After leaving the Marines – yes, Jimmie Jones was a Marine – he went to work as a civilian employee of the Army, in a somewhat peripatetic career that landed him in Bettendorf when he retired in 1977. His work for the Army should provide another surprise to those who knew him only in his later years – a gnarled but vigorous senior citizen with something approaching a flat-top haircut, wildly incongruous among the other photographers half his age, updating acquaintances in a still buoyant bayou drawl, his body collapsing but his wits still razor-wire sharp.
“He was a munitions specialist,” Chester told me. “Chemical and nuclear munitions. He was a branch chief when he retired; that’s pretty high up.”
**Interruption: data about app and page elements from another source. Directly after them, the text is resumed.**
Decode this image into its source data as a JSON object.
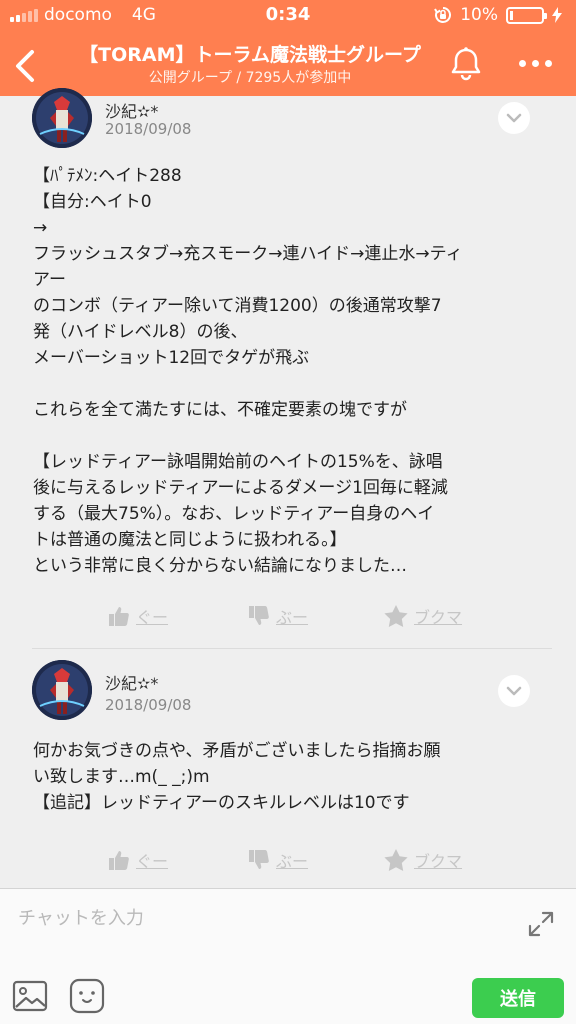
{
  "status_bar": {
    "carrier": "docomo",
    "network": "4G",
    "time": "0:34",
    "battery": "10%",
    "battery_level": 0.1
  },
  "header": {
    "title": "【TORAM】トーラム魔法戦士グループ",
    "subtitle": "公開グループ / 7295人が参加中"
  },
  "posts": [
    {
      "author": "沙紀✫*",
      "date": "2018/09/08",
      "lines": [
        "【ﾊﾟﾃﾒﾝ:ヘイト288",
        "【自分:ヘイト0",
        "→",
        "フラッシュスタブ→充スモーク→連ハイド→連止水→ティ",
        "アー",
        "のコンボ（ティアー除いて消費1200）の後通常攻撃7",
        "発（ハイドレベル8）の後、",
        "メーバーショット12回でタゲが飛ぶ",
        "",
        "これらを全て満たすには、不確定要素の塊ですが",
        "",
        "【レッドティアー詠唱開始前のヘイトの15%を、詠唱",
        "後に与えるレッドティアーによるダメージ1回毎に軽減",
        "する（最大75%）。なお、レッドティアー自身のヘイ",
        "トは普通の魔法と同じように扱われる。】",
        "という非常に良く分からない結論になりました…"
      ],
      "actions": {
        "good": "ぐー",
        "boo": "ぶー",
        "bookmark": "ブクマ"
      }
    },
    {
      "author": "沙紀✫*",
      "date": "2018/09/08",
      "lines": [
        "何かお気づきの点や、矛盾がございましたら指摘お願",
        "い致します…m(_ _;)m",
        "【追記】レッドティアーのスキルレベルは10です"
      ],
      "actions": {
        "good": "ぐー",
        "boo": "ぶー",
        "bookmark": "ブクマ"
      }
    }
  ],
  "input": {
    "placeholder": "チャットを入力",
    "send_label": "送信"
  },
  "colors": {
    "header_bg": "#ff7f50",
    "send_bg": "#3ccd4f",
    "action_gray": "#c6c6c6"
  },
  "icons": [
    "back-icon",
    "bell-icon",
    "more-icon",
    "chevron-down-icon",
    "thumbs-up-icon",
    "thumbs-down-icon",
    "star-icon",
    "expand-icon",
    "image-icon",
    "sticker-icon"
  ]
}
Some photographers make their way to documenting the music after they’ve mastered their craft; Jimmie Jones did just the opposite, his son explained. “The amazing thing was, he picked up a camera once when he was [on assignment for the Army] in Germany, but he was a novice then. He kind of taught himself as he went along.
“And when the new digital cameras came in, he was still using the old 35 mm film cameras. He only switched over a little while ago. But he still got the pictures ‘manually.’ He took them into the photo shop, and later the Walgreens, and had them download and print the pictures there. I told him he could download the photos himself, on his own computer, but he said computers were bad luck.”
Jimmie Jones had had enough of that in his own body, but it really didn’t stop him. “He had a deep love for three things,” his son said. “The music, his family, and reading the Bible.”
I get the feeling that the lines between those concepts blurred; he treated the musicians he befriended like family, and the music itself was almost a religion.
From 2002 till last year Jones, hosted a jazz radio show using his own collection of reportedly 8000 recordings; he also served on several committees of the Mississippi Valley Blues Society and helped program its annual festival. They’ll miss him in the Quad Cities.
And here in Chicago, come Labor Day weekend, longtime patrons of the Chicago Jazz Festival may also notice something missing as the music plays on. His name was Jimmie Jones, amateur photographer, and the place won’t seem the same without him.